§ Data for analysis
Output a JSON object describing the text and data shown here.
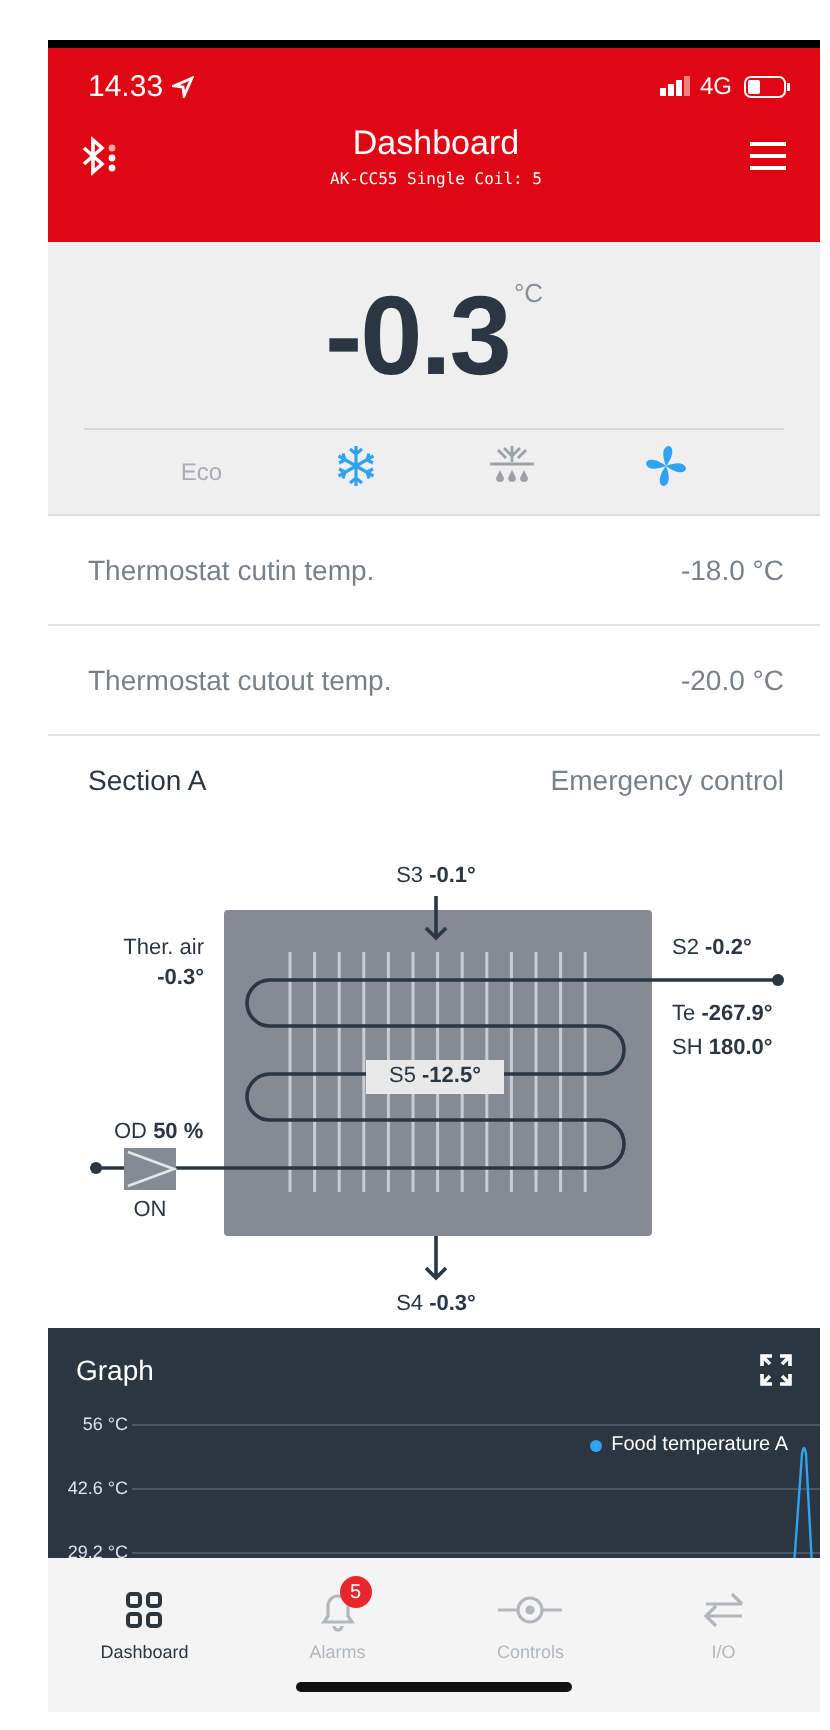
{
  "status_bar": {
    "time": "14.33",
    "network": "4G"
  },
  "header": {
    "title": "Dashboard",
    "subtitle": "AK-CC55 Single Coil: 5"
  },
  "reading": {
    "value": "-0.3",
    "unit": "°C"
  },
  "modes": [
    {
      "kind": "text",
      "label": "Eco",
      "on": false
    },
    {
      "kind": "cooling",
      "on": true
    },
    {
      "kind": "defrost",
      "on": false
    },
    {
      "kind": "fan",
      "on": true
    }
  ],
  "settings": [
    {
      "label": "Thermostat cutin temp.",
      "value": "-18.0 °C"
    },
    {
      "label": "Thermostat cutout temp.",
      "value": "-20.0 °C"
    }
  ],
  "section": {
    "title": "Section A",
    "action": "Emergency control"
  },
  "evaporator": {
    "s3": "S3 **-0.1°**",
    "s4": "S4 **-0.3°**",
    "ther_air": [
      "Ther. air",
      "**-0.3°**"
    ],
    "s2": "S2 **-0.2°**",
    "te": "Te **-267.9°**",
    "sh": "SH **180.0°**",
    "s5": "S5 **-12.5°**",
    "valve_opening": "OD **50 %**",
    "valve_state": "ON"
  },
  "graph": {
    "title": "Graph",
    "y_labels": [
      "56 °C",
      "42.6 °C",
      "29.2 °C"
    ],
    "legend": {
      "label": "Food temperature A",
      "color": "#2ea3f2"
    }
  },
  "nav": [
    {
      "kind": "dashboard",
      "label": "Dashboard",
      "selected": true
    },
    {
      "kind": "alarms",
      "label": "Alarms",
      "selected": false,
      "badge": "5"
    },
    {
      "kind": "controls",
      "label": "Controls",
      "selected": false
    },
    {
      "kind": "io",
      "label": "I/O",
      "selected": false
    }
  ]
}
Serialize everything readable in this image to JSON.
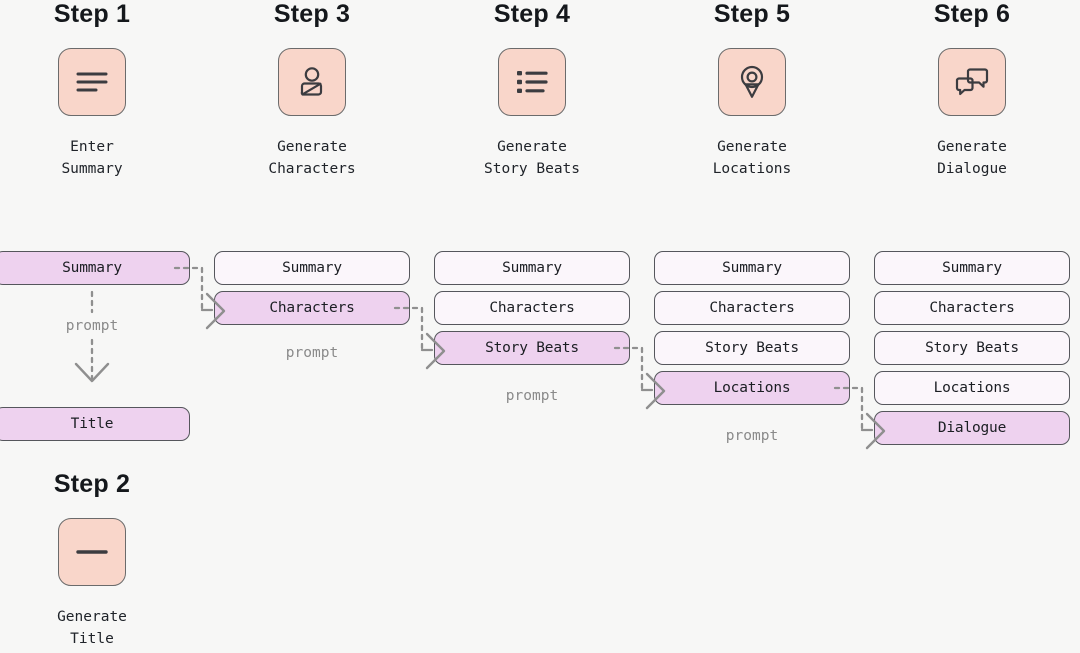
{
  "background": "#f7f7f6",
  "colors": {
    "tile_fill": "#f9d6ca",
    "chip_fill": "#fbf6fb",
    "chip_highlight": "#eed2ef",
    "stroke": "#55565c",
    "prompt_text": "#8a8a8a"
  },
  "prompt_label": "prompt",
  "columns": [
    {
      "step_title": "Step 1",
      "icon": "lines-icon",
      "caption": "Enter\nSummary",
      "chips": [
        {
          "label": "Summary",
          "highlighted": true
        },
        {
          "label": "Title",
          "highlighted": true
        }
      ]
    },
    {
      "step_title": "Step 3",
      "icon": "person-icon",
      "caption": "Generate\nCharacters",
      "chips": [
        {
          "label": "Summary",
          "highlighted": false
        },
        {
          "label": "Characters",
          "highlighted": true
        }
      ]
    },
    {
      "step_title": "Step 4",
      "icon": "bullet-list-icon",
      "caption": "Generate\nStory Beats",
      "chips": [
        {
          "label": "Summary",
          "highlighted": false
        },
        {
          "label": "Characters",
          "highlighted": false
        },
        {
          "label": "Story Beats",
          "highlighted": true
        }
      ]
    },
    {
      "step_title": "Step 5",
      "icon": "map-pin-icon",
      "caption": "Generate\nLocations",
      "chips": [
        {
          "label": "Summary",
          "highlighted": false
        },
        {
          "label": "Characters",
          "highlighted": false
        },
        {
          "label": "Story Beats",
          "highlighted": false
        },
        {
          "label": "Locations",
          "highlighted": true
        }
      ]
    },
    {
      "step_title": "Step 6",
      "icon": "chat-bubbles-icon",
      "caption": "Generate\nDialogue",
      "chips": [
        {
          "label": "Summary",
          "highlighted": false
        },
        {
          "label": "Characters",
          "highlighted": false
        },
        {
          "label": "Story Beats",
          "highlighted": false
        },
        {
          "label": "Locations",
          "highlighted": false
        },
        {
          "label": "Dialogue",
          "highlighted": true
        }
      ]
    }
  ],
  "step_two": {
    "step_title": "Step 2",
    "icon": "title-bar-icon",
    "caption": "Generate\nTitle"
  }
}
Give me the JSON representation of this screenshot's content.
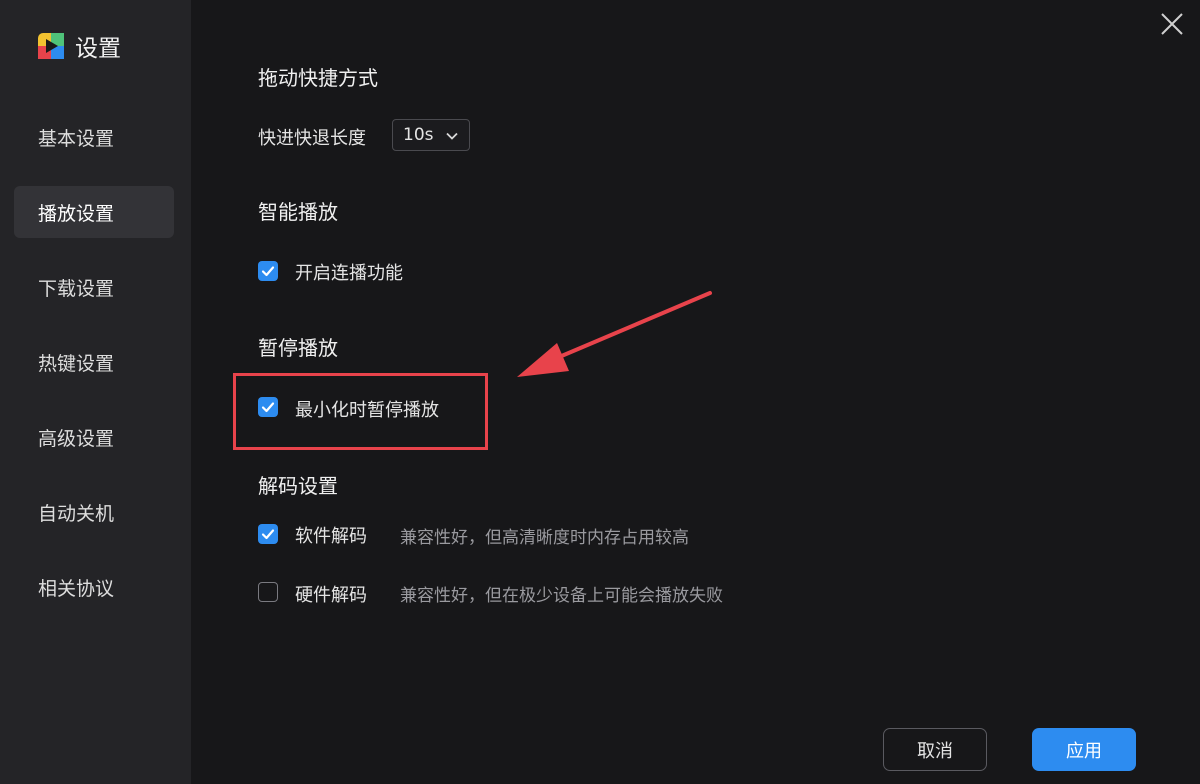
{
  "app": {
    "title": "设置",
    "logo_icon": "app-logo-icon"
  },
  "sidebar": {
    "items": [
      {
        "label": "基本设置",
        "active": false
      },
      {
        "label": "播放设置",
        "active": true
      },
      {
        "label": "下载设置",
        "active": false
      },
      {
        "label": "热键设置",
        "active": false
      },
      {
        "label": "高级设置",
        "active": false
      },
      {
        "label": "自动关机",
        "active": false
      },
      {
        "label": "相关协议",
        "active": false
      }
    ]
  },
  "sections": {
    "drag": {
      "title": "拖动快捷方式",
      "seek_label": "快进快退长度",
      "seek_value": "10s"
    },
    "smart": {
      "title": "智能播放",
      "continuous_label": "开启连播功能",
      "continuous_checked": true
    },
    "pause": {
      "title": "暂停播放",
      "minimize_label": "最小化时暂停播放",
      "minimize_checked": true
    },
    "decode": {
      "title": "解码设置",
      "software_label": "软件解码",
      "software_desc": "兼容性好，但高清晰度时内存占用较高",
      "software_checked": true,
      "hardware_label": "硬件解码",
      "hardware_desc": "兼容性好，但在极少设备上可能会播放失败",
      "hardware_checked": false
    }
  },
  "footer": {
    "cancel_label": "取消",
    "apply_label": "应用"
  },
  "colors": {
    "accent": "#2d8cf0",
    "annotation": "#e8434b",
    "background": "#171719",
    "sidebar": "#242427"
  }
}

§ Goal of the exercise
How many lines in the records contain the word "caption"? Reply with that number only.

§ Answer to the exercise
6